On my recently concluded solo travel to Singapore and Malaysia, I got to explore the vibrant cities of Singapore and Kuala Lumpur over the course of 11 days. I began my solo adventures in Asia last year by visiting South Korea, which turned out to be phenomenal!
Naturally, I was excited to explore other cities and countries in the area afterwards. Singapore and Japan were the countries that appealed the most to me, so I figured I’d try to visit at least one of them this year.
As it so happens, I got to explore Singapore first. Because the country is quite small and the journey to get there from Nairobi is relatively long, I thought it was good value for money and time to combine the trip with another country close by.
Being very close to Singapore and having the option of applying for an evisa, Malaysia seemed like the perfect add-on destination. My initial plan was to visit 2 cities in the country – Penang and Kuala Lumpur, but due to an unfortunate racist encounter at the Malaysian border, I was only able to spend time in Kuala Lumpur.

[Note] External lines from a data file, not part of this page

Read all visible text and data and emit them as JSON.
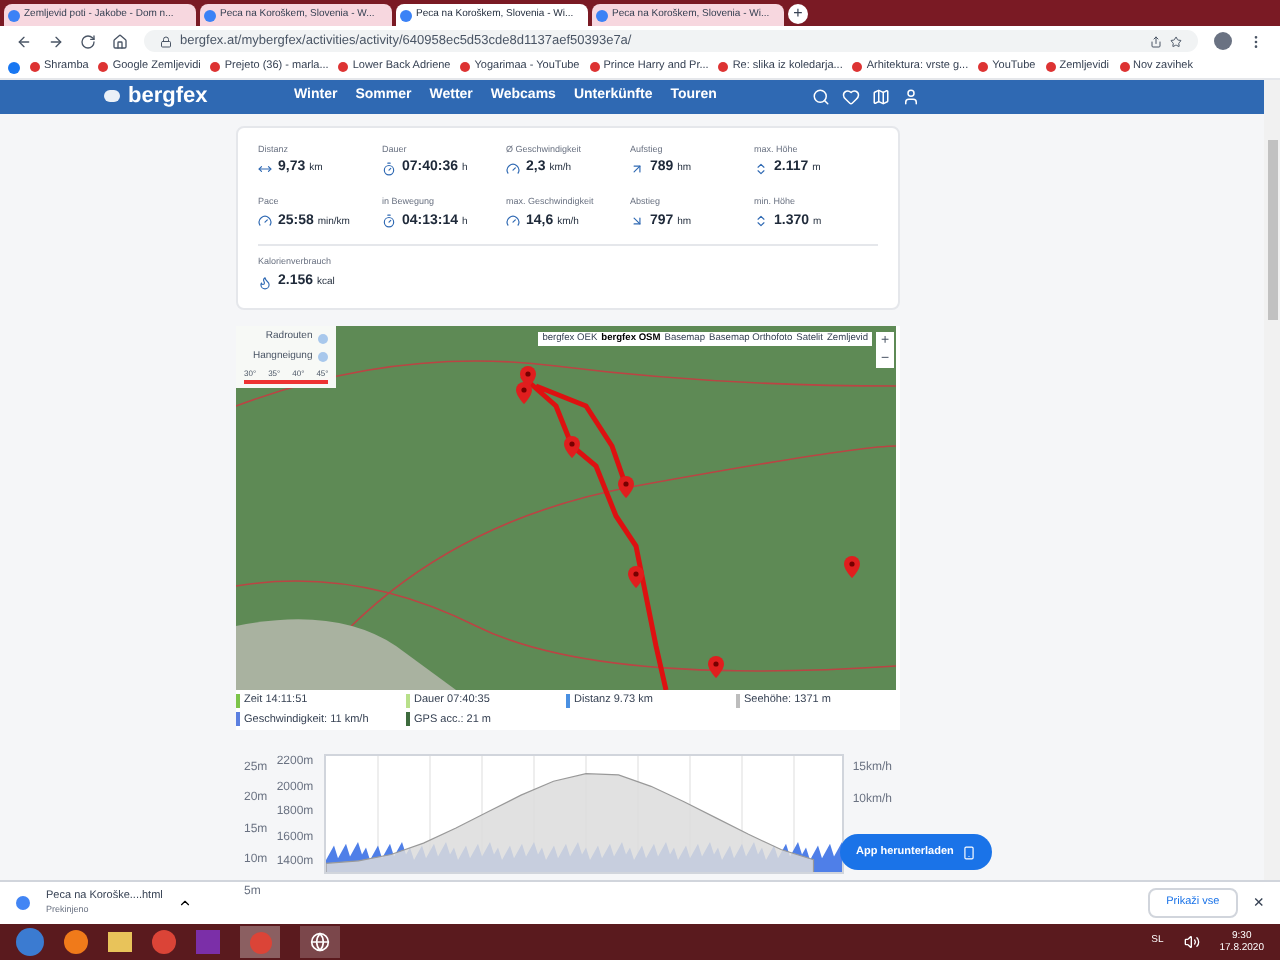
{
  "browser": {
    "tabs": [
      {
        "title": "Zemljevid poti - Jakobe - Dom n...",
        "selected": false
      },
      {
        "title": "Peca na Koroškem, Slovenia - W...",
        "selected": false
      },
      {
        "title": "Peca na Koroškem, Slovenia - Wi...",
        "selected": true
      },
      {
        "title": "Peca na Koroškem, Slovenia - Wi...",
        "selected": false
      }
    ],
    "new_tab": "+",
    "url": "bergfex.at/mybergfex/activities/activity/640958ec5d53cde8d1137aef50393e7a/",
    "bookmarks": [
      "Shramba",
      "Google Zemljevidi",
      "Prejeto (36) - marla...",
      "Lower Back Adriene",
      "Yogarimaa - YouTube",
      "Prince Harry and Pr...",
      "Re: slika iz koledarja...",
      "Arhitektura: vrste g...",
      "YouTube",
      "Zemljevidi",
      "Nov zavihek"
    ]
  },
  "site": {
    "logo": "bergfex",
    "nav": [
      "Winter",
      "Sommer",
      "Wetter",
      "Webcams",
      "Unterkünfte",
      "Touren"
    ]
  },
  "stats": [
    {
      "label": "Distanz",
      "value": "9,73",
      "unit": "km"
    },
    {
      "label": "Dauer",
      "value": "07:40:36",
      "unit": "h"
    },
    {
      "label": "Ø Geschwindigkeit",
      "value": "2,3",
      "unit": "km/h"
    },
    {
      "label": "Aufstieg",
      "value": "789",
      "unit": "hm"
    },
    {
      "label": "max. Höhe",
      "value": "2.117",
      "unit": "m"
    },
    {
      "label": "Pace",
      "value": "25:58",
      "unit": "min/km"
    },
    {
      "label": "in Bewegung",
      "value": "04:13:14",
      "unit": "h"
    },
    {
      "label": "max. Geschwindigkeit",
      "value": "14,6",
      "unit": "km/h"
    },
    {
      "label": "Abstieg",
      "value": "797",
      "unit": "hm"
    },
    {
      "label": "min. Höhe",
      "value": "1.370",
      "unit": "m"
    }
  ],
  "calories": {
    "label": "Kalorienverbrauch",
    "value": "2.156",
    "unit": "kcal"
  },
  "map": {
    "legend": [
      {
        "label": "Radrouten"
      },
      {
        "label": "Hangneigung"
      }
    ],
    "slope_ticks": [
      "30°",
      "35°",
      "40°",
      "45°"
    ],
    "layers": [
      {
        "label": "bergfex OEK",
        "selected": false
      },
      {
        "label": "bergfex OSM",
        "selected": true
      },
      {
        "label": "Basemap",
        "selected": false
      },
      {
        "label": "Basemap Orthofoto",
        "selected": false
      },
      {
        "label": "Satelit",
        "selected": false
      },
      {
        "label": "Zemljevid",
        "selected": false
      }
    ],
    "zoom_in": "+",
    "zoom_out": "−"
  },
  "track_info": [
    {
      "text": "Zeit 14:11:51",
      "color": "#7cc44a"
    },
    {
      "text": "Dauer 07:40:35",
      "color": "#b8e08a"
    },
    {
      "text": "Distanz 9.73 km",
      "color": "#4a90e2"
    },
    {
      "text": "Seehöhe: 1371 m",
      "color": "#bdbdbd"
    },
    {
      "text": "Geschwindigkeit: 11 km/h",
      "color": "#5b7fe0"
    },
    {
      "text": "GPS acc.: 21 m",
      "color": "#3d6b3d"
    }
  ],
  "profile": {
    "left_axis_labels": [
      "25m",
      "20m",
      "15m",
      "10m",
      "5m"
    ],
    "right_axis_labels": [
      "15km/h",
      "10km/h"
    ],
    "chart_data": {
      "type": "area",
      "ylim": [
        1300,
        2250
      ],
      "yticks": [
        {
          "value": 2200,
          "label": "2200m"
        },
        {
          "value": 2000,
          "label": "2000m"
        },
        {
          "value": 1800,
          "label": "1800m"
        },
        {
          "value": 1600,
          "label": "1600m"
        },
        {
          "value": 1400,
          "label": "1400m"
        }
      ],
      "series": [
        {
          "color": "#dcdcdc",
          "values": [
            1400,
            1420,
            1470,
            1560,
            1680,
            1810,
            1940,
            2050,
            2110,
            2100,
            2010,
            1890,
            1760,
            1630,
            1510,
            1430,
            null
          ]
        }
      ]
    }
  },
  "app_button": "App herunterladen",
  "download": {
    "file": "Peca na Koroške....html",
    "status": "Prekinjeno",
    "show_all": "Prikaži vse",
    "close": "×"
  },
  "taskbar": {
    "language": "SL",
    "time": "9:30",
    "date": "17.8.2020"
  }
}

I still think both countries make the perfect combination trip for Nigerians looking to visit either for tourism purposes. It is just important to know what to expect and how to minimize the chances of having a negative experience.
What's Covered in this Post
Solo Travel to Singapore and Malaysia from Nigeria – Getting a Tourist Visa
Nigerians who plan to visit Singapore and Malaysia need visas to enter both countries. These posts (for Singapore and Malaysian visas) contain extensive information about how to apply from Nigeria and Kenya. For Singapore, the easiest way to apply is through an authorized travel agent, although I managed to apply for mine independently.
And for Malaysia, the visa application process is a little more straightforward for independent travellers as you can apply directly via the evisa website.
Be aware that Nigerian travellers may face discriminatory treatment while attempting to travel via land from Singapore into Malaysia. I believe it might be possible to leave Malaysia via the land border but travellers may be denied entry into the country if they take any route other than flying through the Kuala Lumpur International Airport.
stay safe while you travel
Protect yourself from the unexpected while you travel by purchasing an Insurance Cover. I use SafetyWing, which is affordable and covers several travel-related risks, such as unexpected illness or injury, eligible hospital expenses, lost luggage and more. Click here to purchase a cover for your travel and visa application needs.
Solo Travel to Singapore and Malaysia – Best Flights from Nigeria and Kenya
I flew Qatar Airways from Nairobi to Singapore and then from Kuala Lumpur back to Nairobi. The flight time to Singapore and Malaysia are relatively long but I found the fares and layover time on Qatar Airways to be cheaper and shorter than other airlines I considered.
The long journey to get to both countries is also why I recommend travellers to combine both as they are close to each other.
Solo Travel to Singapore and Malaysia – Booking Accommodation and Activities
I used booking.com for my accommodation in Singapore and KL and also for both visa application processes. For activities, I either enjoyed free attractions in the cities or got my tickets on the day of. I’ve found that purchasing tickets in advance might be ultimately cheaper.
So if you’re considering pre-booking some activities, you can do so via the links below.
Trip Planning Resources
Book your accommodation: Find accommodation options for any budget on Booking.com
Purchase Travel Insurance: I use SafetyWing for both my travel and visa application needs
Is Singapore safe for solo female travellers?
Safety as a solo female traveller is something that is always at the back of my mind when I travel and based on my experience and information from several articles I read before my trip, I can say that Singapore is indeed very safe for all kinds of travellers. There was never a single moment when I felt unsafe travelling in the country.
In malls and public spaces, you will often find people leaving their items, like phones and wallets, on tables to keep their seats. I think this can be viewed as a great indication of how safe the country is and the low crime rate level.
Having said that, I advise travellers, especially women who travel solo, to always maintain a good level of situational awareness, regardless of where they travel to.
Is Malaysia safe for solo female travellers?
I also felt safe exploring Kuala Lumpur on my own. The only moment I felt a tinge of fear was when the immigration officer at the land border asked me to walk through a poorly-lit tunnel on my own. I’m not sure why that scared me, but it did.
I will share more about my visit to both places over the next few weeks. In the meantime, let me know if you have any questions about visiting both countries in the comment section below.
As always, I love to hear from you!